Ever since the enactment of the CARES Act, everyone’s attention has been focused on the direct payments to individuals ($1,200 payment per individual, releasing the week of April 13) and the Paycheck Protection Program (PPP) whose funds are scheduled to end the same week. The law is actually 880 pages long and has a lot more benefits and programs that are not getting as much attention. In this post I’ll break down the other important areas of the CARES Act.
Stimulus Checks Are Just an Estimate of the 2020 Available Credit
There has been a ton of press regarding the $1,200 checks–who is getting checks, when will the checks arrive, and how much individuals will get. The problem is that while these checks are sorely needed, they are simply an advance on a tax credit located on your 2020 taxes. That means that you could receive the maximum $1,200 check because you made less than $75,000 in 2019, but then if you make over $75,000 in 2020 this would technically require you to “pay back” the credit that is no longer due. The law is split on whether or not taxpayers are required to pay back the difference. The house bill explicitly says that no repayment is required, the senate bill and final bill are silent on the subject. Like everything else in the CARES Act, we will need to wait until we see the final regulations to have certainty on the matter.

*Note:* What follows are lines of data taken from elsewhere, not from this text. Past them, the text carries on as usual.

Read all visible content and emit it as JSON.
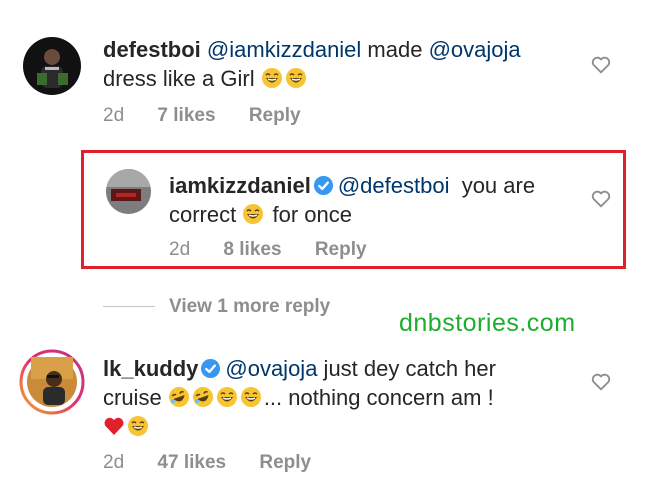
{
  "comments": [
    {
      "username": "defestboi",
      "text_parts": [
        "@iamkizzdaniel",
        " made ",
        "@ovajoja"
      ],
      "line2": "dress like a Girl",
      "time": "2d",
      "likes": "7 likes",
      "reply": "Reply"
    },
    {
      "username": "iamkizzdaniel",
      "verified": true,
      "mention": "@defestboi",
      "line1_rest": "  you are",
      "line2_a": "correct",
      "line2_b": " for once",
      "time": "2d",
      "likes": "8 likes",
      "reply": "Reply"
    },
    {
      "username": "lk_kuddy",
      "verified": true,
      "mention": "@ovajoja",
      "line1_rest": " just dey catch her",
      "line2_a": "cruise",
      "line2_b": "... nothing concern am !",
      "time": "2d",
      "likes": "47 likes",
      "reply": "Reply"
    }
  ],
  "view_more": "View 1 more reply",
  "watermark": "dnbstories.com",
  "colors": {
    "highlight_border": "#e0202a",
    "watermark": "#1cae2c",
    "mention": "#00376b",
    "verified": "#3897f0",
    "muted": "#8e8e8e"
  }
}
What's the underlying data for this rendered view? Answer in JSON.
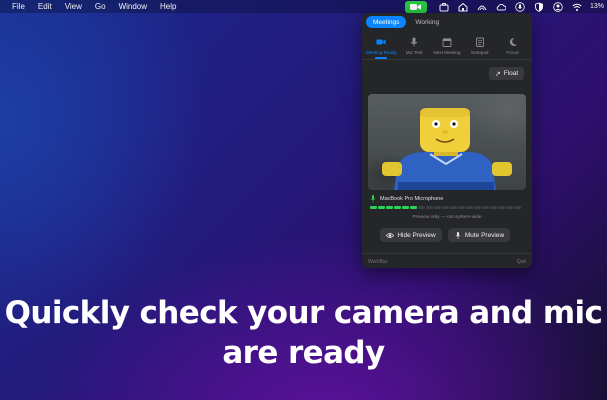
{
  "menubar": {
    "items": [
      "File",
      "Edit",
      "View",
      "Go",
      "Window",
      "Help"
    ],
    "icons": [
      "video-camera-icon",
      "briefcase-icon",
      "home-icon",
      "arc-icon",
      "cloud-icon",
      "microphone-icon",
      "shield-icon",
      "user-icon",
      "wifi-icon"
    ],
    "battery": "13%",
    "active_color": "#28c840"
  },
  "panel": {
    "segments": [
      {
        "label": "Meetings",
        "active": true
      },
      {
        "label": "Working",
        "active": false
      }
    ],
    "tabs": [
      {
        "label": "Meeting Ready",
        "icon": "video-camera-icon",
        "active": true
      },
      {
        "label": "Mic Test",
        "icon": "microphone-icon",
        "active": false
      },
      {
        "label": "Next Meeting",
        "icon": "calendar-icon",
        "active": false
      },
      {
        "label": "Notepad",
        "icon": "notepad-icon",
        "active": false
      },
      {
        "label": "Focus",
        "icon": "moon-icon",
        "active": false
      }
    ],
    "float_label": "Float",
    "microphone_name": "MacBook Pro Microphone",
    "mic_level": 0.33,
    "caption": "Preview only — not system-wide",
    "hide_preview_label": "Hide Preview",
    "mute_preview_label": "Mute Preview",
    "footer_left": "WorkBar",
    "footer_right": "Quit",
    "accent_color": "#0a84ff"
  },
  "headline": {
    "line1": "Quickly check your camera and mic",
    "line2": "are ready"
  }
}
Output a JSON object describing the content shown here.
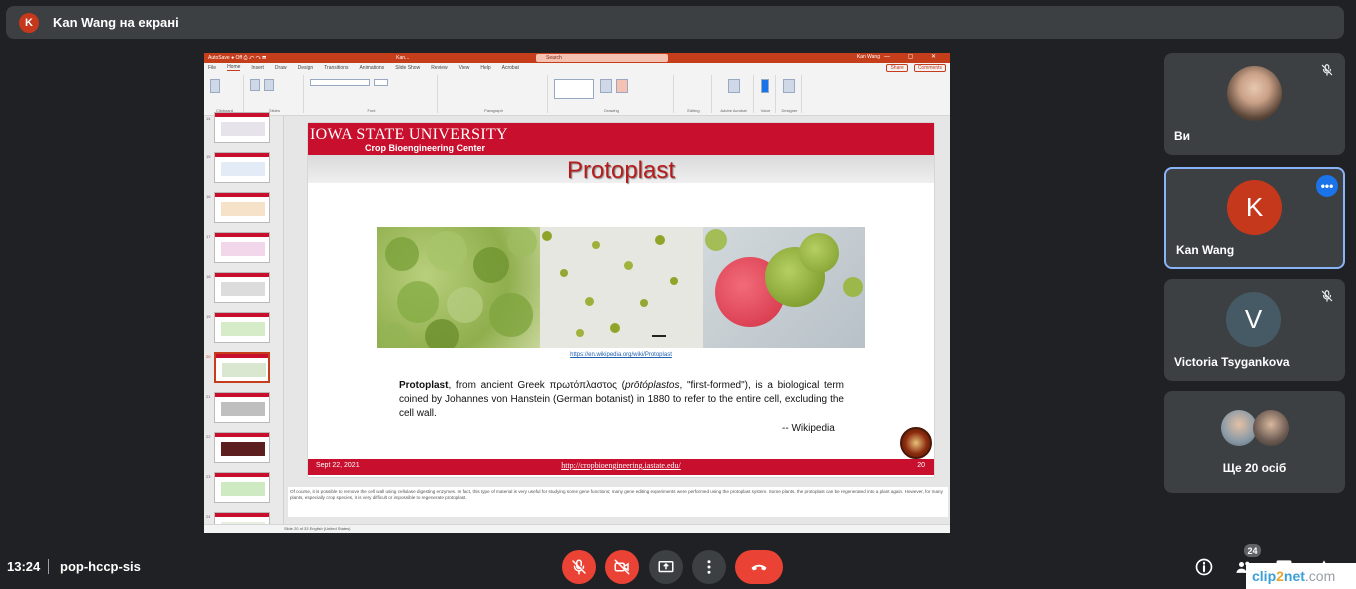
{
  "presenter_bar": {
    "avatar_letter": "K",
    "text": "Kan Wang на екрані"
  },
  "ppt": {
    "title_left": "AutoSave ● Off  ⎙ ↶ ↷  ⬒",
    "title_file": "Kan...",
    "search_placeholder": "Search",
    "user": "Kan Wang",
    "window_controls": "— ▢ ✕",
    "tabs": [
      "File",
      "Home",
      "Insert",
      "Draw",
      "Design",
      "Transitions",
      "Animations",
      "Slide Show",
      "Review",
      "View",
      "Help",
      "Acrobat"
    ],
    "share_label": "Share",
    "comments_label": "Comments",
    "ribbon_groups": [
      "Clipboard",
      "Slides",
      "Font",
      "Paragraph",
      "Drawing",
      "Editing",
      "Adobe Acrobat",
      "Voice",
      "Designer"
    ],
    "thumb_numbers": [
      "14",
      "15",
      "16",
      "17",
      "18",
      "19",
      "20",
      "21",
      "22",
      "23",
      "24"
    ],
    "notes": "Of course, it is possible to remove the cell wall using cellulase digesting enzymes. In fact, this type of material is very useful for studying some gene functions; many gene editing experiments were performed using the protoplast system. Some plants, the protoplast can be regenerated into a plant again. However, for many plants, especially crop species, it is very difficult or impossible to regenerate protoplast.",
    "status": "Slide 20 of 33   English (United States)"
  },
  "slide": {
    "university": "Iowa State University",
    "center": "Crop Bioengineering Center",
    "title": "Protoplast",
    "image_link": "https://en.wikipedia.org/wiki/Protoplast",
    "body_bold": "Protoplast",
    "body_a": ", from ancient Greek πρωτόπλαστος (",
    "body_italic": "prōtóplastos",
    "body_b": ", \"first-formed\"), is a biological term coined by Johannes von Hanstein (German botanist) in 1880 to refer to the entire cell, excluding the cell wall.",
    "attribution": "-- Wikipedia",
    "date": "Sept 22, 2021",
    "footer_url": "http://cropbioengineering.iastate.edu/",
    "slide_number": "20"
  },
  "participants": [
    {
      "name": "Ви",
      "muted": true
    },
    {
      "name": "Kan Wang",
      "letter": "K",
      "color": "#c5381b",
      "muted": false
    },
    {
      "name": "Victoria Tsygankova",
      "letter": "V",
      "color": "#455a64",
      "muted": true
    }
  ],
  "others_label": "Ще 20 осіб",
  "meeting": {
    "time": "13:24",
    "code": "pop-hccp-sis",
    "participant_count": "24"
  },
  "watermark": {
    "a": "clip",
    "b": "2",
    "c": "net",
    "d": ".com"
  }
}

Tax Credits Are Available if You Don’t Receive a Paycheck Protection Program Loan
The press has paid so much attention to the Paycheck Protection Program (PPP) loan (the difficulty in applying for the loan, the available fixed amount, the deadline to get the applications in) but there are employer tax credits that are only available if you DON’T receive a PPP loan. The CARES Act created the Employee Retention Credit. It is a fully refundable tax credit equal to 50% of qualified wages (including health plan expenses) up to a maximum of $5,000 per employee. This credit applies to qualified wages paid after March 12, 2020 and before January 1, 2021. The maximum credit is $5,000 (based upon the employee earning $10,000). Employers who qualify need to have been in business during 2020 and either:
- Fully or partially suspended operations during any quarter in 2020 due to orders from the appropriate government authority OR
- Experienced a significant decline in sales during a calendar quarter
The credit is calculated on the employer’s 941 payroll tax return. The tax return will reconcile the payroll taxes due and the credit earned by paying wages. For employers under 100 employees, the credit is based upon wages paid to all employees whether or not they worked in the quarter. If the employer had 100 employees in 2019, then the credit is based upon the wages paid to the employee who worked in the quarter.
Net Operating Loss Rules Have Changed
The Tax Cuts and Jobs Act (TCJA) changed the net operating loss rules to only allow for the carry forward of losses. The CARES Act changed the Net Operating Loss (NOL) rules in three significant ways:
- Provided for a five-year carryback for losses earned in 2018-2020
- Suspended the NOL limit of 80 percent of taxable income. This means that companies can use their NOLS to eliminate any taxable income in a given year
- Pass-through business owners can now use the NOL to offset their non-business income
The goal was to get funds into taxpayer hands quickly. With all of these changes, it is now possible to carry back losses to 2018-2020. This would require an amended tax return of the business and maybe even the shareholder, so check with your tax provider to see if it is worth it to amend your tax return.
Student Loan Deferrals and Interest
Student loans owned by the federal government now have automatic suspension of principal and interest until September 30, 2020. The interest rate is set to zero so you will not accrue additional interest during that period. The student loan servicer will automatically suspend the payments without any action from the borrower (you do not need to call them). In fact, if you made a payment after March 13, you can ask for a refund.
Private student lenders (Federal Family Education Loan-FFEL and Perkins loans held by the school) may suspend interest and payments but they are not under an obligation to do so.
Home Mortgage Forbearance
The CARES Act also created a program for federally-backed mortgages. Borrowers of these mortgages can ask for a 180-day forbearance and if you are still in economic difficulty, you can ask for another 180-day forbearance. Keep in mind that the payments are still due, they are just delayed until the economy starts moving again. If you ask for forbearance, the servicer cannot report that on your credit report. Private mortgage holders may offer forbearance, so it is worth asking for help if you need it.
Have questions? Contact Mary Brettmann